In Brief
  • For the first time, researchers were able to restore some sight and the ability to see light in mice through retinal transplants.
  • Using embryonic stem cells from mice to grow 3D retinal sheets resulted in implantable tissue that developed normal structural connectivity.

Brighter Future

The possibility of restoring sight to the blind has been receiving a lot of attention as of late. Research dedicated to preventing or correcting blindness has even been getting some help from artificial intelligence (AI). Scientists are also looking at surgical means of restoring eyesight lost through retinal degeneration. Hereditary factors are most often the cause of the disease and are categorized by the progressive death of cells in the retina, which eventually leads to vision loss and blindness.

For the first time, researchers were able to restore some sight in mice through retinal transplants. Previous attempts have been made to transplant retinas, yet this is the first time the transplanted photoreceptors connected to the host cells and were able to send signals to the brain of the subject.

The group found that using embryonic stem cells from mice to grow 3D retinal sheets resulted in implantable tissue that developed normal structural connectivity. According to first author, Michiko Mandai, “Using this method was a key point. Transplanting retinal tissue instead of simply using photoreceptor cells allowed the development of more mature, organized morphology, which likely led to better responses to light.”
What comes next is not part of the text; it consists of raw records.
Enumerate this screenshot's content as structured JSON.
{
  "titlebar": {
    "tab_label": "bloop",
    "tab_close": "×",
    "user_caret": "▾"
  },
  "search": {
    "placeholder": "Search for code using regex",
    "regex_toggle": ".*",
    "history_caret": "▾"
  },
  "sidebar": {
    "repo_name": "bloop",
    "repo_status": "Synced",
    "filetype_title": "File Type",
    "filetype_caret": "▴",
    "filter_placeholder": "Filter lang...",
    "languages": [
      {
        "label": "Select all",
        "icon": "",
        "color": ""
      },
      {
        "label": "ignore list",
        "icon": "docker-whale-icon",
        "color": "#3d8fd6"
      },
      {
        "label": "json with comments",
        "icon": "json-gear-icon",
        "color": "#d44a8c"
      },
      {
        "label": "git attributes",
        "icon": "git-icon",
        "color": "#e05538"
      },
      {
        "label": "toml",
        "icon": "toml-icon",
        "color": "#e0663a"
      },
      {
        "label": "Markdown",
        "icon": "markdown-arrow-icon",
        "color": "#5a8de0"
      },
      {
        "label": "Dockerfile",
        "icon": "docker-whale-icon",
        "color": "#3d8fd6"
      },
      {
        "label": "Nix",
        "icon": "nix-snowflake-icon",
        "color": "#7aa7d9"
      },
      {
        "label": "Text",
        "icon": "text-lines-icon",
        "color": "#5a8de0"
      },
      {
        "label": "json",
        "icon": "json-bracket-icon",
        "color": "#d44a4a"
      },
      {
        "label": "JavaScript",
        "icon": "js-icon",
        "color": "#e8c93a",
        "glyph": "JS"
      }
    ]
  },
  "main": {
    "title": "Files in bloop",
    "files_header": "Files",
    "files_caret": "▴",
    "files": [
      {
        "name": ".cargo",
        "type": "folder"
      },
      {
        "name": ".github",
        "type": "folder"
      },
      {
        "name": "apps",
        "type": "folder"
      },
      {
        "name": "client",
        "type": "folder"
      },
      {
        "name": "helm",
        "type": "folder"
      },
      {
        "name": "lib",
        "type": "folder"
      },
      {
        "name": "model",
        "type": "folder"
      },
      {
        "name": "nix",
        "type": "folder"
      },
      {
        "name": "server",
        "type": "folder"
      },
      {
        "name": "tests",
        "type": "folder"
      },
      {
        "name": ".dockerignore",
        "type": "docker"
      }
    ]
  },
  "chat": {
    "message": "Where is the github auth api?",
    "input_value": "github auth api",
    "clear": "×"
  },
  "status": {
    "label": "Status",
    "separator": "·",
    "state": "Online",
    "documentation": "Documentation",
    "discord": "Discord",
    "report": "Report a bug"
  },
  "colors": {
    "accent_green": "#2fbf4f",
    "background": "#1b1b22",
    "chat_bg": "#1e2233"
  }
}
The subjects had to undergo a two-step process to test the success of the transplant. First, the team had to verify that the transplanted tissue successfully connected and could deliver visual information to the subject’s brain. Second, the team had to be able to assess if the mice could in fact now see and respond to light. Both tests were successful, as the fluorescent proteins used to label the respective ends of the transplanted photoreceptors and the host’s cells made contact with each other, signifying connection. For the second test, the researchers were able to demonstrate that the formerly blind mice could learn using a behavioral learning task using light, thus verifying that the retinas were responding to light and the information was successfully being transmitted to the brain.

Photo credi: AP Photo/Robert F. Bukaty
Photo credit: AP Photo/Robert F. Bukaty

Plenty of Hope in Sight

Cautious optimism must be exercised, as in any successful testing in mice, as the results are not necessarily always duplicatable in humans. Also, it must be noted that the transplant does not restore complete vision, just the ability to see light. Still, Mandai is hopeful: “These results are a proof of concept for using iPSC-derived retinal tissue to treat retinal degeneration.”

He also recognized the importance of further animal testing, “We are planning to proceed to clinical trials in humans after a few more necessary studies using human iPSC-derived retinal tissue in animals. Clinical trials are the only way to determine how many new connections are needed for a person to be able to ‘see’ again.”

So while even if the clinical trials prove successful in humans, it will be a very long time until the treatment is widely available. There is plenty to celebrate with this discovery. With the many ways science is tackling vision loss and blindness, whether a child is born blind or a person develops it due to disease or trauma, there is hope in sight.